[Dataset rows describing interfaces]
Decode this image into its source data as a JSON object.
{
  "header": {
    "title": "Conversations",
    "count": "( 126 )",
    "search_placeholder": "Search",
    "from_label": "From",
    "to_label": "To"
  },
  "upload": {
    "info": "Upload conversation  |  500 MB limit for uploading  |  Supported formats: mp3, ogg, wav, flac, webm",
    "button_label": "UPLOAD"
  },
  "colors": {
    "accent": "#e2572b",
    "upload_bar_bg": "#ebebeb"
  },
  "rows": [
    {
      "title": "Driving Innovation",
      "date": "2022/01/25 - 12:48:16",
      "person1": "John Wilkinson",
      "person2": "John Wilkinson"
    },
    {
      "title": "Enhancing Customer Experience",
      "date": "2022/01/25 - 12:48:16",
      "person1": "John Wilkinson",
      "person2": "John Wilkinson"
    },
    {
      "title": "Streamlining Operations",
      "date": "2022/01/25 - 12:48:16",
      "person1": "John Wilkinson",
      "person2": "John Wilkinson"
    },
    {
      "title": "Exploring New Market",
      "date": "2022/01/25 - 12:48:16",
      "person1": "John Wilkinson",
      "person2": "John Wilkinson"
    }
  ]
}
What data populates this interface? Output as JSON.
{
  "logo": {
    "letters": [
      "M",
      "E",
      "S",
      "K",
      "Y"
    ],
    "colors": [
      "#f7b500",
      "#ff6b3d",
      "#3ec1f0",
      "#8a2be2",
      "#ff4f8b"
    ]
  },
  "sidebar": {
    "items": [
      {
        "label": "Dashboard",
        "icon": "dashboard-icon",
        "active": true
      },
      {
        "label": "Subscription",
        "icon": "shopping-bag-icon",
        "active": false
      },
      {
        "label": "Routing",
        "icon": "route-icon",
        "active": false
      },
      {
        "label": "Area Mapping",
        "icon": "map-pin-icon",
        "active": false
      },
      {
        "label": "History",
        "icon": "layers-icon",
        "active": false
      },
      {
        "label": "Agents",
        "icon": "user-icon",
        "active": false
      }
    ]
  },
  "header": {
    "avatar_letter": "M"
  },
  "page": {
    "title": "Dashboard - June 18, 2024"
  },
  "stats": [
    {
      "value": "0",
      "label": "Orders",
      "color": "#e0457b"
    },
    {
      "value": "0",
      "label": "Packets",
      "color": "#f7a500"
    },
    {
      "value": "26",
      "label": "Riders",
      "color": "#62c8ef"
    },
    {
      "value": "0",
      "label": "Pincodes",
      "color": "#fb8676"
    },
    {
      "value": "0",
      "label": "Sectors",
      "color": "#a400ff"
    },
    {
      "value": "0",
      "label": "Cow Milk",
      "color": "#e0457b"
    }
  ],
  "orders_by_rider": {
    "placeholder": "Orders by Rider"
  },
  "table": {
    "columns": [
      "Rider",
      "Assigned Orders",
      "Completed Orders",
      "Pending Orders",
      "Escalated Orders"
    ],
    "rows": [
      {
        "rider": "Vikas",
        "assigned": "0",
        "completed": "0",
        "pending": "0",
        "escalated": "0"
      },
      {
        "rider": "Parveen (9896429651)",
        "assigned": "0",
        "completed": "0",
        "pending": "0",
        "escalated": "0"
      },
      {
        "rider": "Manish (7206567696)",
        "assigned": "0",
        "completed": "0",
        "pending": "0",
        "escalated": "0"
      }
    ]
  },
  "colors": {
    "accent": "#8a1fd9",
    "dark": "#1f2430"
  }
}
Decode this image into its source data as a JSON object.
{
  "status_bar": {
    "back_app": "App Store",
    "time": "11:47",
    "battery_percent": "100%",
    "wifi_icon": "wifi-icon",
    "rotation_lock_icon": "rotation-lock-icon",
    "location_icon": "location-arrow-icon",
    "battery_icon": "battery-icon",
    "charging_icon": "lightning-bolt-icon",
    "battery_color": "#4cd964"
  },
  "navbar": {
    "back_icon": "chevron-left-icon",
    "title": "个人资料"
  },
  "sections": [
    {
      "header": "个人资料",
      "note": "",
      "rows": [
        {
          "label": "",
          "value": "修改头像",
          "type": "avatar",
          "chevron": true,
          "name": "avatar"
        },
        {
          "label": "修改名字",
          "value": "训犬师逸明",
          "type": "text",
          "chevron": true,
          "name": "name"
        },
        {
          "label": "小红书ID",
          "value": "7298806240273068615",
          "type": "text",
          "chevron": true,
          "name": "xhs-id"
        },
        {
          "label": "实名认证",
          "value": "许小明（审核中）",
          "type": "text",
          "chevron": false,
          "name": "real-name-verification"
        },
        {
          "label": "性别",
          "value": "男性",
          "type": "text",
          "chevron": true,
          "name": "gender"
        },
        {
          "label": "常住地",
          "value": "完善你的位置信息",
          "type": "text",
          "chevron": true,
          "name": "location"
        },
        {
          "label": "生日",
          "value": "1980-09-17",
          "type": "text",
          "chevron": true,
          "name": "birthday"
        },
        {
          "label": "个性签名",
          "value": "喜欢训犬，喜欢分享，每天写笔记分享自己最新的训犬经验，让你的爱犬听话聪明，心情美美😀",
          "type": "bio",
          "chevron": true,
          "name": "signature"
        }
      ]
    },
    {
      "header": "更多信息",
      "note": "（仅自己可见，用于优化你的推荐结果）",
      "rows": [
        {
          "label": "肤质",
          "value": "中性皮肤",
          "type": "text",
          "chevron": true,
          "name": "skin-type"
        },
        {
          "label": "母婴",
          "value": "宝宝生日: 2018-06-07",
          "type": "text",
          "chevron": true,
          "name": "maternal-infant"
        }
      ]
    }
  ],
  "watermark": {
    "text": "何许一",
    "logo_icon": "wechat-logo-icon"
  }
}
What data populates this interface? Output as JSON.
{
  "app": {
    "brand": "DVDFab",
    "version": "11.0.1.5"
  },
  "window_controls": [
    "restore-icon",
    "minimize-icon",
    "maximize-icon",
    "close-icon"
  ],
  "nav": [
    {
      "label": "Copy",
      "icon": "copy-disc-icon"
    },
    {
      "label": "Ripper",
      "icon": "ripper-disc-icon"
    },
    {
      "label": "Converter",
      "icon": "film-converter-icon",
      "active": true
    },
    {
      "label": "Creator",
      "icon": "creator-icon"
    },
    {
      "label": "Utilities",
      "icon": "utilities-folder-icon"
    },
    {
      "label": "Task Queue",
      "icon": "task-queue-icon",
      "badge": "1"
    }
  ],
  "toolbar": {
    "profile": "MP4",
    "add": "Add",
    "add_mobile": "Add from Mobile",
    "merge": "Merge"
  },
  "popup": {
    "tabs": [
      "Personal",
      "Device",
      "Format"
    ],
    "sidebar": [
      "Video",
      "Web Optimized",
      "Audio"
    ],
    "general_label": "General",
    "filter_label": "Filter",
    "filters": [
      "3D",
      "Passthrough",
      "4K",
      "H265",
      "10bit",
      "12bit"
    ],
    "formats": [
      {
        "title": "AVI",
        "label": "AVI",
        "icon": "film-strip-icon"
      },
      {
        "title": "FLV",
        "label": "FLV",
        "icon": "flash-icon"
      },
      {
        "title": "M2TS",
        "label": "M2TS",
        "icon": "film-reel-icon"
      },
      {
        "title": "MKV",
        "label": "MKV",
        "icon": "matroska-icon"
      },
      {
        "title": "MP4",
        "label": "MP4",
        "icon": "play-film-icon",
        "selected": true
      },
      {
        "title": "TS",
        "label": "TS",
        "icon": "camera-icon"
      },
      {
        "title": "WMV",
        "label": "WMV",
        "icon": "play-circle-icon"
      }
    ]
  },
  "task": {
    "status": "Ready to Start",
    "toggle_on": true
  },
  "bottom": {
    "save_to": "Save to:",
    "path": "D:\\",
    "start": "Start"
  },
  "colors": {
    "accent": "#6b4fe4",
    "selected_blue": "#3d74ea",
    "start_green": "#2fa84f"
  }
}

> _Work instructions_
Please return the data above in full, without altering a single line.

> _Result of this task_
Decode this image into its source data as a JSON object.
{
  "header": {
    "title": "Conversations",
    "count": "( 126 )",
    "search_placeholder": "Search",
    "from_label": "From",
    "to_label": "To"
  },
  "upload": {
    "info": "Upload conversation  |  500 MB limit for uploading  |  Supported formats: mp3, ogg, wav, flac, webm",
    "button_label": "UPLOAD"
  },
  "colors": {
    "accent": "#e2572b",
    "upload_bar_bg": "#ebebeb"
  },
  "rows": [
    {
      "title": "Driving Innovation",
      "date": "2022/01/25 - 12:48:16",
      "person1": "John Wilkinson",
      "person2": "John Wilkinson"
    },
    {
      "title": "Enhancing Customer Experience",
      "date": "2022/01/25 - 12:48:16",
      "person1": "John Wilkinson",
      "person2": "John Wilkinson"
    },
    {
      "title": "Streamlining Operations",
      "date": "2022/01/25 - 12:48:16",
      "person1": "John Wilkinson",
      "person2": "John Wilkinson"
    },
    {
      "title": "Exploring New Market",
      "date": "2022/01/25 - 12:48:16",
      "person1": "John Wilkinson",
      "person2": "John Wilkinson"
    }
  ]
}
What data populates this interface? Output as JSON.
{
  "logo": {
    "letters": [
      "M",
      "E",
      "S",
      "K",
      "Y"
    ],
    "colors": [
      "#f7b500",
      "#ff6b3d",
      "#3ec1f0",
      "#8a2be2",
      "#ff4f8b"
    ]
  },
  "sidebar": {
    "items": [
      {
        "label": "Dashboard",
        "icon": "dashboard-icon",
        "active": true
      },
      {
        "label": "Subscription",
        "icon": "shopping-bag-icon",
        "active": false
      },
      {
        "label": "Routing",
        "icon": "route-icon",
        "active": false
      },
      {
        "label": "Area Mapping",
        "icon": "map-pin-icon",
        "active": false
      },
      {
        "label": "History",
        "icon": "layers-icon",
        "active": false
      },
      {
        "label": "Agents",
        "icon": "user-icon",
        "active": false
      }
    ]
  },
  "header": {
    "avatar_letter": "M"
  },
  "page": {
    "title": "Dashboard - June 18, 2024"
  },
  "stats": [
    {
      "value": "0",
      "label": "Orders",
      "color": "#e0457b"
    },
    {
      "value": "0",
      "label": "Packets",
      "color": "#f7a500"
    },
    {
      "value": "26",
      "label": "Riders",
      "color": "#62c8ef"
    },
    {
      "value": "0",
      "label": "Pincodes",
      "color": "#fb8676"
    },
    {
      "value": "0",
      "label": "Sectors",
      "color": "#a400ff"
    },
    {
      "value": "0",
      "label": "Cow Milk",
      "color": "#e0457b"
    }
  ],
  "orders_by_rider": {
    "placeholder": "Orders by Rider"
  },
  "table": {
    "columns": [
      "Rider",
      "Assigned Orders",
      "Completed Orders",
      "Pending Orders",
      "Escalated Orders"
    ],
    "rows": [
      {
        "rider": "Vikas",
        "assigned": "0",
        "completed": "0",
        "pending": "0",
        "escalated": "0"
      },
      {
        "rider": "Parveen (9896429651)",
        "assigned": "0",
        "completed": "0",
        "pending": "0",
        "escalated": "0"
      },
      {
        "rider": "Manish (7206567696)",
        "assigned": "0",
        "completed": "0",
        "pending": "0",
        "escalated": "0"
      }
    ]
  },
  "colors": {
    "accent": "#8a1fd9",
    "dark": "#1f2430"
  }
}
Decode this image into its source data as a JSON object.
{
  "status_bar": {
    "back_app": "App Store",
    "time": "11:47",
    "battery_percent": "100%",
    "wifi_icon": "wifi-icon",
    "rotation_lock_icon": "rotation-lock-icon",
    "location_icon": "location-arrow-icon",
    "battery_icon": "battery-icon",
    "charging_icon": "lightning-bolt-icon",
    "battery_color": "#4cd964"
  },
  "navbar": {
    "back_icon": "chevron-left-icon",
    "title": "个人资料"
  },
  "sections": [
    {
      "header": "个人资料",
      "note": "",
      "rows": [
        {
          "label": "",
          "value": "修改头像",
          "type": "avatar",
          "chevron": true,
          "name": "avatar"
        },
        {
          "label": "修改名字",
          "value": "训犬师逸明",
          "type": "text",
          "chevron": true,
          "name": "name"
        },
        {
          "label": "小红书ID",
          "value": "7298806240273068615",
          "type": "text",
          "chevron": true,
          "name": "xhs-id"
        },
        {
          "label": "实名认证",
          "value": "许小明（审核中）",
          "type": "text",
          "chevron": false,
          "name": "real-name-verification"
        },
        {
          "label": "性别",
          "value": "男性",
          "type": "text",
          "chevron": true,
          "name": "gender"
        },
        {
          "label": "常住地",
          "value": "完善你的位置信息",
          "type": "text",
          "chevron": true,
          "name": "location"
        },
        {
          "label": "生日",
          "value": "1980-09-17",
          "type": "text",
          "chevron": true,
          "name": "birthday"
        },
        {
          "label": "个性签名",
          "value": "喜欢训犬，喜欢分享，每天写笔记分享自己最新的训犬经验，让你的爱犬听话聪明，心情美美😀",
          "type": "bio",
          "chevron": true,
          "name": "signature"
        }
      ]
    },
    {
      "header": "更多信息",
      "note": "（仅自己可见，用于优化你的推荐结果）",
      "rows": [
        {
          "label": "肤质",
          "value": "中性皮肤",
          "type": "text",
          "chevron": true,
          "name": "skin-type"
        },
        {
          "label": "母婴",
          "value": "宝宝生日: 2018-06-07",
          "type": "text",
          "chevron": true,
          "name": "maternal-infant"
        }
      ]
    }
  ],
  "watermark": {
    "text": "何许一",
    "logo_icon": "wechat-logo-icon"
  }
}
What data populates this interface? Output as JSON.
{
  "app": {
    "brand": "DVDFab",
    "version": "11.0.1.5"
  },
  "window_controls": [
    "restore-icon",
    "minimize-icon",
    "maximize-icon",
    "close-icon"
  ],
  "nav": [
    {
      "label": "Copy",
      "icon": "copy-disc-icon"
    },
    {
      "label": "Ripper",
      "icon": "ripper-disc-icon"
    },
    {
      "label": "Converter",
      "icon": "film-converter-icon",
      "active": true
    },
    {
      "label": "Creator",
      "icon": "creator-icon"
    },
    {
      "label": "Utilities",
      "icon": "utilities-folder-icon"
    },
    {
      "label": "Task Queue",
      "icon": "task-queue-icon",
      "badge": "1"
    }
  ],
  "toolbar": {
    "profile": "MP4",
    "add": "Add",
    "add_mobile": "Add from Mobile",
    "merge": "Merge"
  },
  "popup": {
    "tabs": [
      "Personal",
      "Device",
      "Format"
    ],
    "sidebar": [
      "Video",
      "Web Optimized",
      "Audio"
    ],
    "general_label": "General",
    "filter_label": "Filter",
    "filters": [
      "3D",
      "Passthrough",
      "4K",
      "H265",
      "10bit",
      "12bit"
    ],
    "formats": [
      {
        "title": "AVI",
        "label": "AVI",
        "icon": "film-strip-icon"
      },
      {
        "title": "FLV",
        "label": "FLV",
        "icon": "flash-icon"
      },
      {
        "title": "M2TS",
        "label": "M2TS",
        "icon": "film-reel-icon"
      },
      {
        "title": "MKV",
        "label": "MKV",
        "icon": "matroska-icon"
      },
      {
        "title": "MP4",
        "label": "MP4",
        "icon": "play-film-icon",
        "selected": true
      },
      {
        "title": "TS",
        "label": "TS",
        "icon": "camera-icon"
      },
      {
        "title": "WMV",
        "label": "WMV",
        "icon": "play-circle-icon"
      }
    ]
  },
  "task": {
    "status": "Ready to Start",
    "toggle_on": true
  },
  "bottom": {
    "save_to": "Save to:",
    "path": "D:\\",
    "start": "Start"
  },
  "colors": {
    "accent": "#6b4fe4",
    "selected_blue": "#3d74ea",
    "start_green": "#2fa84f"
  }
}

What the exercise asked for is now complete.